The Greeley Active Adult Center is committed to providing a variety of opportunities so that being active can be a way of life. Seniors can socialize at the center, through trips or one of our many programs. We offer a wide array of clubs, sports, SilverSneakers® fitness programs, special events, health and safety seminars, travel opportunities, sporting events, museums and more.
Doris Gilreath has been a Greeley Active Adult member for many years and heads up the “Friendly Fork” Weld County Senior Nutrition Program. The AAC offers lunches on Mondays and Wednesdays at 11:15am and an evening meal on Tuesdays at 5pm during the summer months. Greeley Recreation sat down with Doris to learn more about how she is giving back to her community:
How did you become involved with the Greeley Active Adult Center (AAC)?
I am the third-generation member of the Greeley Active Adult Center. My grandmother was on the board that started the senior center and my mother worked the nutrition program. When I retired from my job of teaching preschool and helping at the daycare center, my husband and I both started volunteering—that was 16 years ago.
Tell us about the “Friendly Fork” Weld County Senior Nutrition Program and how it works.
The program is so important because there are many seniors who eat alone and at the AAC, you will share a meal with friends. We have a dietitian who keeps the meals balanced and healthy. University of Northern Colorado (UNC) delivers the food to the AAC and then volunteers set the tables, serve the food, clean up and everything else.
How many volunteers help?
We have about 27 volunteers who are just outstanding, a great bunch of seniors. It is a community—there are quite a few widows and widowers, all of us have each other. We talk about the menus, what’s good and what isn’t. We have a sheet that we fill out that rates the food, or if there is something we’d like to see on the menu, we share our ideas. The coordinator, Meredith Skoglund, Weld County Senior Nutrition Coordinator, does a beautiful job of it and she always takes our comments. We have a lot of opportunity for feedback.
What other opportunities are offered during mealtimes?
Once a month or so, we will have a policeman, fireman, or other organizations come in and give a short talk before the meal share information about fraud, safety in your homes, what to look out for and things like that. Assisted living facilities come in and discuss what their programs are, when you can’t live alone anymore, what options are out there—information that is strictly for the 50+ community. And it’s very important to be prepared.
What do you love about the AAC?
If you bring an idea or project to the staff, they will get everything lined up and all the things done for it to be put into place.

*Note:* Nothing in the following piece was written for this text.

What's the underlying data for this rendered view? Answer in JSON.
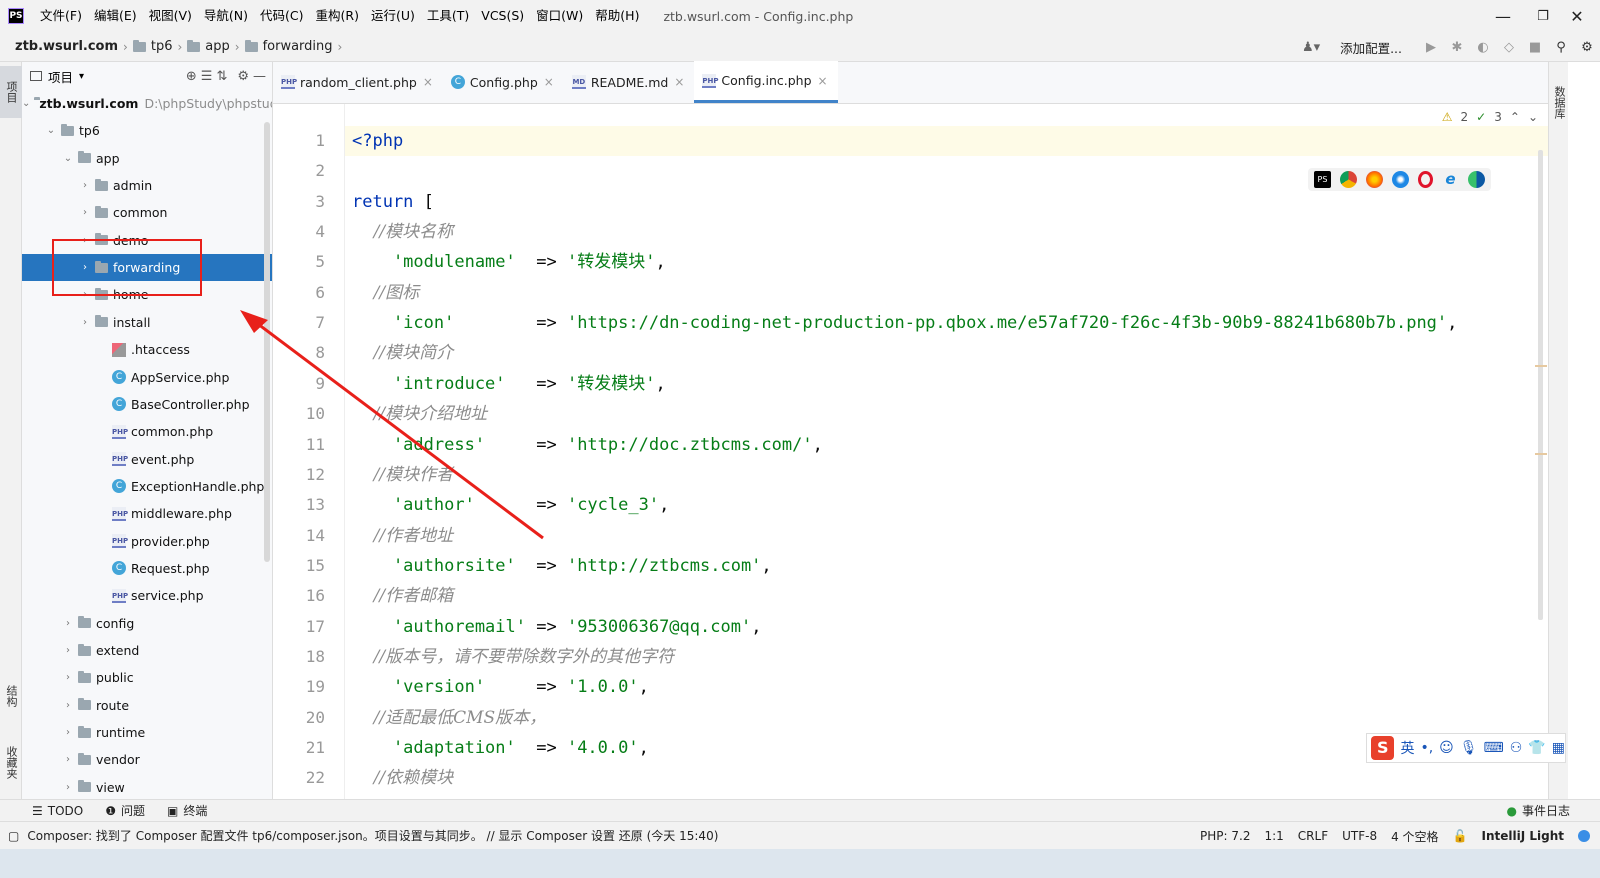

All of these ideas: Cornhole or Car Group came about that way; if you have an idea about something, bring it to them and they’ll work on it. And I think that’s great. We have a say in our community. I like the growth of the place, I remember when we had 500 members and thought we were really big—now we have over 1,200.
Doris Gilreath celebrates her 80th birthday next month. With plans for travel and spending time with family, she will be stepping down from her positions at the AAC next year. Greeley Recreation appreciates everything Doris has done for our community and wishes her the best on her new adventures.
Michelle Patterson, Marketing Assistant